Your task: Write out every entry once more, character for character.

Input for this task:
+++

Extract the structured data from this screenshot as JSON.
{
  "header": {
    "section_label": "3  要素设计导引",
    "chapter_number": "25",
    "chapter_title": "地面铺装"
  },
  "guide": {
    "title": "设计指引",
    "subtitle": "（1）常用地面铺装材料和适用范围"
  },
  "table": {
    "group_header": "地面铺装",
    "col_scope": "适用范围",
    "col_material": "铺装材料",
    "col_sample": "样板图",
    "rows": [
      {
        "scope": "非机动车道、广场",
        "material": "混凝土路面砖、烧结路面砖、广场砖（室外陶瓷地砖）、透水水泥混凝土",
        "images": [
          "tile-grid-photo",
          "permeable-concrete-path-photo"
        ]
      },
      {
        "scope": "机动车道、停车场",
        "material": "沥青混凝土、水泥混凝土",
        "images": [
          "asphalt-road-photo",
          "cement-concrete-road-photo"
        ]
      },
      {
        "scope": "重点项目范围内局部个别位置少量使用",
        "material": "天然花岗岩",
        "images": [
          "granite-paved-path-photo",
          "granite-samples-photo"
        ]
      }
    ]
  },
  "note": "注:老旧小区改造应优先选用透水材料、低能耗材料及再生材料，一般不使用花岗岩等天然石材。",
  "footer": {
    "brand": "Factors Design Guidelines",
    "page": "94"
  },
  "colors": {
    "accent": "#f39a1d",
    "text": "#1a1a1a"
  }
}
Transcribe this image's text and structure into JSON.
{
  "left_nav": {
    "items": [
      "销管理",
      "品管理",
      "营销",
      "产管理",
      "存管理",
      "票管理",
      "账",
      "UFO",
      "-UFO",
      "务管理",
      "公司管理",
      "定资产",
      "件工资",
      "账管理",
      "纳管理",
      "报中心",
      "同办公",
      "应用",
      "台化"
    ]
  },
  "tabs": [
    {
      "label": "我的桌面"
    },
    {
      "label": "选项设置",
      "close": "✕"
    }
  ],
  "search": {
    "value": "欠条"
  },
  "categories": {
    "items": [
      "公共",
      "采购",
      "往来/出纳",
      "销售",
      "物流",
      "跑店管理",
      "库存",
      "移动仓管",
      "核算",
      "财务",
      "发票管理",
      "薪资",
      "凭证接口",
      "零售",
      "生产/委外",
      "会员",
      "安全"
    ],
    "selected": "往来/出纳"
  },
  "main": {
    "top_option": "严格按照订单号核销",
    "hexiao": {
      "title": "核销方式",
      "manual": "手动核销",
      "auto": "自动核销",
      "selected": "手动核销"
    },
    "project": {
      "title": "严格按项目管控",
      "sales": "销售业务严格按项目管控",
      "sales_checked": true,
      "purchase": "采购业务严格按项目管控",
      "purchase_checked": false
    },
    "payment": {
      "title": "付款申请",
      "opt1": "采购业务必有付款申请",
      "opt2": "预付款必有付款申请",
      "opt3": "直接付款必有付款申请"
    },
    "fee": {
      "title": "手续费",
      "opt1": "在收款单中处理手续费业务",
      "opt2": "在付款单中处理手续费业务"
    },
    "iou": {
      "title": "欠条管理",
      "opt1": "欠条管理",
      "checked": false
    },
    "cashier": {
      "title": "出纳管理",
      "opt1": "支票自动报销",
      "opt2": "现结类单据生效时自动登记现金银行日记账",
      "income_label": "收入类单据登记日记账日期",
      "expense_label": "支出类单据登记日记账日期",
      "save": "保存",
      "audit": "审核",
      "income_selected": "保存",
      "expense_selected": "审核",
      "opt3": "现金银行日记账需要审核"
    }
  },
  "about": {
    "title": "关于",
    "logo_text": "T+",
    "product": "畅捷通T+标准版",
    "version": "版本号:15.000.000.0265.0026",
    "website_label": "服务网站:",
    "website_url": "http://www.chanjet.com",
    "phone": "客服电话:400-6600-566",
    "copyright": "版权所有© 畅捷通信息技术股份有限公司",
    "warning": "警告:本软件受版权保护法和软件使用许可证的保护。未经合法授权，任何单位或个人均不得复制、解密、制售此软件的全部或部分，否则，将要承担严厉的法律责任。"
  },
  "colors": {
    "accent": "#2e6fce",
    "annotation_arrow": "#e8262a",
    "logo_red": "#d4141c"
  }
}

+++

Your solution:
Extract the structured data from this screenshot as JSON.
{
  "header": {
    "section_label": "3  要素设计导引",
    "chapter_number": "25",
    "chapter_title": "地面铺装"
  },
  "guide": {
    "title": "设计指引",
    "subtitle": "（1）常用地面铺装材料和适用范围"
  },
  "table": {
    "group_header": "地面铺装",
    "col_scope": "适用范围",
    "col_material": "铺装材料",
    "col_sample": "样板图",
    "rows": [
      {
        "scope": "非机动车道、广场",
        "material": "混凝土路面砖、烧结路面砖、广场砖（室外陶瓷地砖）、透水水泥混凝土",
        "images": [
          "tile-grid-photo",
          "permeable-concrete-path-photo"
        ]
      },
      {
        "scope": "机动车道、停车场",
        "material": "沥青混凝土、水泥混凝土",
        "images": [
          "asphalt-road-photo",
          "cement-concrete-road-photo"
        ]
      },
      {
        "scope": "重点项目范围内局部个别位置少量使用",
        "material": "天然花岗岩",
        "images": [
          "granite-paved-path-photo",
          "granite-samples-photo"
        ]
      }
    ]
  },
  "note": "注:老旧小区改造应优先选用透水材料、低能耗材料及再生材料，一般不使用花岗岩等天然石材。",
  "footer": {
    "brand": "Factors Design Guidelines",
    "page": "94"
  },
  "colors": {
    "accent": "#f39a1d",
    "text": "#1a1a1a"
  }
}
Transcribe this image's text and structure into JSON.
{
  "left_nav": {
    "items": [
      "销管理",
      "品管理",
      "营销",
      "产管理",
      "存管理",
      "票管理",
      "账",
      "UFO",
      "-UFO",
      "务管理",
      "公司管理",
      "定资产",
      "件工资",
      "账管理",
      "纳管理",
      "报中心",
      "同办公",
      "应用",
      "台化"
    ]
  },
  "tabs": [
    {
      "label": "我的桌面"
    },
    {
      "label": "选项设置",
      "close": "✕"
    }
  ],
  "search": {
    "value": "欠条"
  },
  "categories": {
    "items": [
      "公共",
      "采购",
      "往来/出纳",
      "销售",
      "物流",
      "跑店管理",
      "库存",
      "移动仓管",
      "核算",
      "财务",
      "发票管理",
      "薪资",
      "凭证接口",
      "零售",
      "生产/委外",
      "会员",
      "安全"
    ],
    "selected": "往来/出纳"
  },
  "main": {
    "top_option": "严格按照订单号核销",
    "hexiao": {
      "title": "核销方式",
      "manual": "手动核销",
      "auto": "自动核销",
      "selected": "手动核销"
    },
    "project": {
      "title": "严格按项目管控",
      "sales": "销售业务严格按项目管控",
      "sales_checked": true,
      "purchase": "采购业务严格按项目管控",
      "purchase_checked": false
    },
    "payment": {
      "title": "付款申请",
      "opt1": "采购业务必有付款申请",
      "opt2": "预付款必有付款申请",
      "opt3": "直接付款必有付款申请"
    },
    "fee": {
      "title": "手续费",
      "opt1": "在收款单中处理手续费业务",
      "opt2": "在付款单中处理手续费业务"
    },
    "iou": {
      "title": "欠条管理",
      "opt1": "欠条管理",
      "checked": false
    },
    "cashier": {
      "title": "出纳管理",
      "opt1": "支票自动报销",
      "opt2": "现结类单据生效时自动登记现金银行日记账",
      "income_label": "收入类单据登记日记账日期",
      "expense_label": "支出类单据登记日记账日期",
      "save": "保存",
      "audit": "审核",
      "income_selected": "保存",
      "expense_selected": "审核",
      "opt3": "现金银行日记账需要审核"
    }
  },
  "about": {
    "title": "关于",
    "logo_text": "T+",
    "product": "畅捷通T+标准版",
    "version": "版本号:15.000.000.0265.0026",
    "website_label": "服务网站:",
    "website_url": "http://www.chanjet.com",
    "phone": "客服电话:400-6600-566",
    "copyright": "版权所有© 畅捷通信息技术股份有限公司",
    "warning": "警告:本软件受版权保护法和软件使用许可证的保护。未经合法授权，任何单位或个人均不得复制、解密、制售此软件的全部或部分，否则，将要承担严厉的法律责任。"
  },
  "colors": {
    "accent": "#2e6fce",
    "annotation_arrow": "#e8262a",
    "logo_red": "#d4141c"
  }
}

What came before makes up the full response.